→ **TRY IT**: Pull every line of the entries that has the word "your".

(DATA SHOWN Opens)

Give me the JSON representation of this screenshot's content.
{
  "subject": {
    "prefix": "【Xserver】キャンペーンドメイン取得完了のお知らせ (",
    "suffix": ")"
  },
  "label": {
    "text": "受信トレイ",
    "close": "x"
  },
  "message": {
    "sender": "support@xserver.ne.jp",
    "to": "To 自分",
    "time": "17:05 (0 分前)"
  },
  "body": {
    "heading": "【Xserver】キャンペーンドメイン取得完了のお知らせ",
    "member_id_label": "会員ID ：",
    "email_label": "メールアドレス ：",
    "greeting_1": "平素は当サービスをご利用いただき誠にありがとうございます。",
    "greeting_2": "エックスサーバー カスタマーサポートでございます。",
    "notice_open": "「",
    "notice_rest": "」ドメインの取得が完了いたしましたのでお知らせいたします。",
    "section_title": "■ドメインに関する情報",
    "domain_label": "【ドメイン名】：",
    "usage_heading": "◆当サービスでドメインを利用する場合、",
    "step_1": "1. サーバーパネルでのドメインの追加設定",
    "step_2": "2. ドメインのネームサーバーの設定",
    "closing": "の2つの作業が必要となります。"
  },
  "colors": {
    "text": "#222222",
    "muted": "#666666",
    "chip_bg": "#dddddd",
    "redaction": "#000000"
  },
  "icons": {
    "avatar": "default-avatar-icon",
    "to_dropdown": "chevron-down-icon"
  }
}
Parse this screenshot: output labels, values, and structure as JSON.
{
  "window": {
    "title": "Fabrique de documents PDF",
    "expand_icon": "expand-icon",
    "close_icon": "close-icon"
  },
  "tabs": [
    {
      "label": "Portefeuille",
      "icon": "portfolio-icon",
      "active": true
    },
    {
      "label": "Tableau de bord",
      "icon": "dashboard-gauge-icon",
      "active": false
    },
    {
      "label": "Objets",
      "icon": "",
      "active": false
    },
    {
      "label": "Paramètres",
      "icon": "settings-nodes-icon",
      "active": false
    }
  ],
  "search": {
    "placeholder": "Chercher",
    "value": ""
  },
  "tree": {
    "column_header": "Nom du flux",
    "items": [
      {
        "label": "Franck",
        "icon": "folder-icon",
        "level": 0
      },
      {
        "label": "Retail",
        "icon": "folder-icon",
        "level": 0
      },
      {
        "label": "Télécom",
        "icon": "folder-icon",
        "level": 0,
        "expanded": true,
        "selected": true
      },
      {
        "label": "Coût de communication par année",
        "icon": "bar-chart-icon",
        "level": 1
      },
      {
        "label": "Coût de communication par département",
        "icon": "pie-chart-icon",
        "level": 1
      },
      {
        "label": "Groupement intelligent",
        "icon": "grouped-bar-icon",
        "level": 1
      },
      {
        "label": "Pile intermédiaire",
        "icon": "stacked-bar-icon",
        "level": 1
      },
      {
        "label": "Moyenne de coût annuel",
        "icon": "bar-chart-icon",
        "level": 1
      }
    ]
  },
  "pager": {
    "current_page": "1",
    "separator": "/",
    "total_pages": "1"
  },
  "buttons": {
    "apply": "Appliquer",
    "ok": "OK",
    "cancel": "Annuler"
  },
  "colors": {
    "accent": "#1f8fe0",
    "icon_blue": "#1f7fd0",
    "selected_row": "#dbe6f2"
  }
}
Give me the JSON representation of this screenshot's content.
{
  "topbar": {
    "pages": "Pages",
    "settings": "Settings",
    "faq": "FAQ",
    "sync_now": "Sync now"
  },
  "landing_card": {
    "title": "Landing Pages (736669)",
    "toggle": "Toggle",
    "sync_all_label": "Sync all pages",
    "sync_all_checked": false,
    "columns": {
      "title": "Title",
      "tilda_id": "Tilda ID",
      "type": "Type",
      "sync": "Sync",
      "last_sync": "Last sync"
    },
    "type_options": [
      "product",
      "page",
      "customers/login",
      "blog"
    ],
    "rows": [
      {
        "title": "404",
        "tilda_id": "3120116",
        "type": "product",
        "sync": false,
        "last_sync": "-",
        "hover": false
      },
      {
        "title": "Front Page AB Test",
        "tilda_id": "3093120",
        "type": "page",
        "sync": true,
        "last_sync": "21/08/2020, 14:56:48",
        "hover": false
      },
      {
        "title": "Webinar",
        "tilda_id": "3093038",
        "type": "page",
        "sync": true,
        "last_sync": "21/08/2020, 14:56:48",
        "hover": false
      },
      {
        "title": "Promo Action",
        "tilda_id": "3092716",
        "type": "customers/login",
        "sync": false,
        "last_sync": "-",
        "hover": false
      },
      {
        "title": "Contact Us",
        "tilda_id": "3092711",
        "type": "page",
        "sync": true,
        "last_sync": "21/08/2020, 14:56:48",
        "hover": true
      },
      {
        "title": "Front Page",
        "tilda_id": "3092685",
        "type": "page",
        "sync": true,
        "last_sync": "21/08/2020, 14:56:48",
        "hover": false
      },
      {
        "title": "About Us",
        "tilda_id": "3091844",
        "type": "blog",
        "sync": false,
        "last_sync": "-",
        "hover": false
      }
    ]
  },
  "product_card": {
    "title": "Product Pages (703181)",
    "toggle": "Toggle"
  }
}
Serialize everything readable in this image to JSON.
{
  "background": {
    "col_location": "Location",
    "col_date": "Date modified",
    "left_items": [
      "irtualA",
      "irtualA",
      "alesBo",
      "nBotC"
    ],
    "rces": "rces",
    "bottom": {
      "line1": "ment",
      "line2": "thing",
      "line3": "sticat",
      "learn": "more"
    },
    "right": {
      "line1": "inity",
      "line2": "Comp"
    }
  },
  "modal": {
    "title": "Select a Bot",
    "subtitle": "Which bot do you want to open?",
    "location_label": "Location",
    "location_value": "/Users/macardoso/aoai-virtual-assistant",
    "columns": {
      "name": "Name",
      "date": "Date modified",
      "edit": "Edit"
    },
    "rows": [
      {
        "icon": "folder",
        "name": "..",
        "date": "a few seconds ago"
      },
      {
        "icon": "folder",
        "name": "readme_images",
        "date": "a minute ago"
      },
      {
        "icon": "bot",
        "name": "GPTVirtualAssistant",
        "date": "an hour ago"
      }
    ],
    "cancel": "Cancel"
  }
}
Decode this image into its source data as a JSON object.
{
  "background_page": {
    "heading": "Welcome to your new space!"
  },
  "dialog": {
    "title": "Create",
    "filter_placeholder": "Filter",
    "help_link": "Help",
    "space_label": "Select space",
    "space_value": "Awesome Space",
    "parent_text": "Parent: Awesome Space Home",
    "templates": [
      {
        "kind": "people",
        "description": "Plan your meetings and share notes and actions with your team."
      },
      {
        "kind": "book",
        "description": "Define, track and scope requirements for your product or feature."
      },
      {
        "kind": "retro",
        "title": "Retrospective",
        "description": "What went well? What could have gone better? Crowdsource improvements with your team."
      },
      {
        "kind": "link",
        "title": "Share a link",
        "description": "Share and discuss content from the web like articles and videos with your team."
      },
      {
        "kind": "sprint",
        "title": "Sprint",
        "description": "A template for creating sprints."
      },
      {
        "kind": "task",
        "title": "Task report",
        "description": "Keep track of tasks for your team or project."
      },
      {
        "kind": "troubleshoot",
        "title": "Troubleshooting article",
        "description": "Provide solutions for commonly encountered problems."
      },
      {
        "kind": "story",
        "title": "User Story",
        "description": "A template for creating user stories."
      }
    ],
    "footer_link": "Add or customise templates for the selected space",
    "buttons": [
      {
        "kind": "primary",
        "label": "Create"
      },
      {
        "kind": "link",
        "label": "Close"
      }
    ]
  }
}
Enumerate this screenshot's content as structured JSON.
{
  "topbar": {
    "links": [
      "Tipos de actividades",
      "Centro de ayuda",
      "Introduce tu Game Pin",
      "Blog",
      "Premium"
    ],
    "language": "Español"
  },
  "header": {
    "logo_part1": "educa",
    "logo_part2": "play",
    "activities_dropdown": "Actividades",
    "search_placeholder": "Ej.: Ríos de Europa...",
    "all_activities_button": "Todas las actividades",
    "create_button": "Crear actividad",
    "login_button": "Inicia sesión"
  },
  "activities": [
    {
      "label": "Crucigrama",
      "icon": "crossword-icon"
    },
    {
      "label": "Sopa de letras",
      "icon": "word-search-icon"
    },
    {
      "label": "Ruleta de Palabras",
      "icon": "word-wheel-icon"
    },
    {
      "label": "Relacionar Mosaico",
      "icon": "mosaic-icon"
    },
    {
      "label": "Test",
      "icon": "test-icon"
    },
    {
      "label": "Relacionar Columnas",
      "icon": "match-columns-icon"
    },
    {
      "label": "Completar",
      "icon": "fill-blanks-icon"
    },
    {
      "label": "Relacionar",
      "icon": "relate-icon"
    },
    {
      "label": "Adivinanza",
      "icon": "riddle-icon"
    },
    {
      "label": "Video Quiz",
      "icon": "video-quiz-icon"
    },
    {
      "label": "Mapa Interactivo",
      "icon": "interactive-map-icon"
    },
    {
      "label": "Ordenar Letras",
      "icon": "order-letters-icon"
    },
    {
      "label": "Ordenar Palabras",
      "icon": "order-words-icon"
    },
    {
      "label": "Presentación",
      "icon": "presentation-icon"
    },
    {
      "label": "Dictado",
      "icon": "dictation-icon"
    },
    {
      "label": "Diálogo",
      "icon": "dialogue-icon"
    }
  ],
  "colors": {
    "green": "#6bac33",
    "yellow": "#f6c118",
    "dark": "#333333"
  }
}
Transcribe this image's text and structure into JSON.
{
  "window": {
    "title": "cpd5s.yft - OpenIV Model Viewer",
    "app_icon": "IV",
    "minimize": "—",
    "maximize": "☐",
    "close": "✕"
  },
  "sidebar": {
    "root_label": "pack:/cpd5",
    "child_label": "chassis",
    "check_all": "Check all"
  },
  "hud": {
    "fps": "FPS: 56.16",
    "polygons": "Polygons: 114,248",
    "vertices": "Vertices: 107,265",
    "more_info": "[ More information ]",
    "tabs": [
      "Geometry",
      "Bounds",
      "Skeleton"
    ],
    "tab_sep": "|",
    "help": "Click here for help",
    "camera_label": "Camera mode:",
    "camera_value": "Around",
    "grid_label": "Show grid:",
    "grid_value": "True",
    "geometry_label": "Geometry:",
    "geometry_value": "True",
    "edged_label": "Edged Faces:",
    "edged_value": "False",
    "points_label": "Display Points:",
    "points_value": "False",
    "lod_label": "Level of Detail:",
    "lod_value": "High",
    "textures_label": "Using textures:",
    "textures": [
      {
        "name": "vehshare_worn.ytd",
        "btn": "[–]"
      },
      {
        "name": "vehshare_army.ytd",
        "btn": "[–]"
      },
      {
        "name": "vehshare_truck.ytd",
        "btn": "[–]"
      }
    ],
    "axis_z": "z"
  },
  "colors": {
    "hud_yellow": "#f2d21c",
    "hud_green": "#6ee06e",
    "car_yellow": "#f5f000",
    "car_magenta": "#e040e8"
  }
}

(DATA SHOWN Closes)

→ **RESPONSE**:
    "heading": "Welcome to your new space!"
        "description": "Plan your meetings and share notes and actions with your team."
        "description": "Define, track and scope requirements for your product or feature."
        "description": "What went well? What could have gone better? Crowdsource improvements with your team."
        "description": "Share and discuss content from the web like articles and videos with your team."
        "description": "Keep track of tasks for your team or project."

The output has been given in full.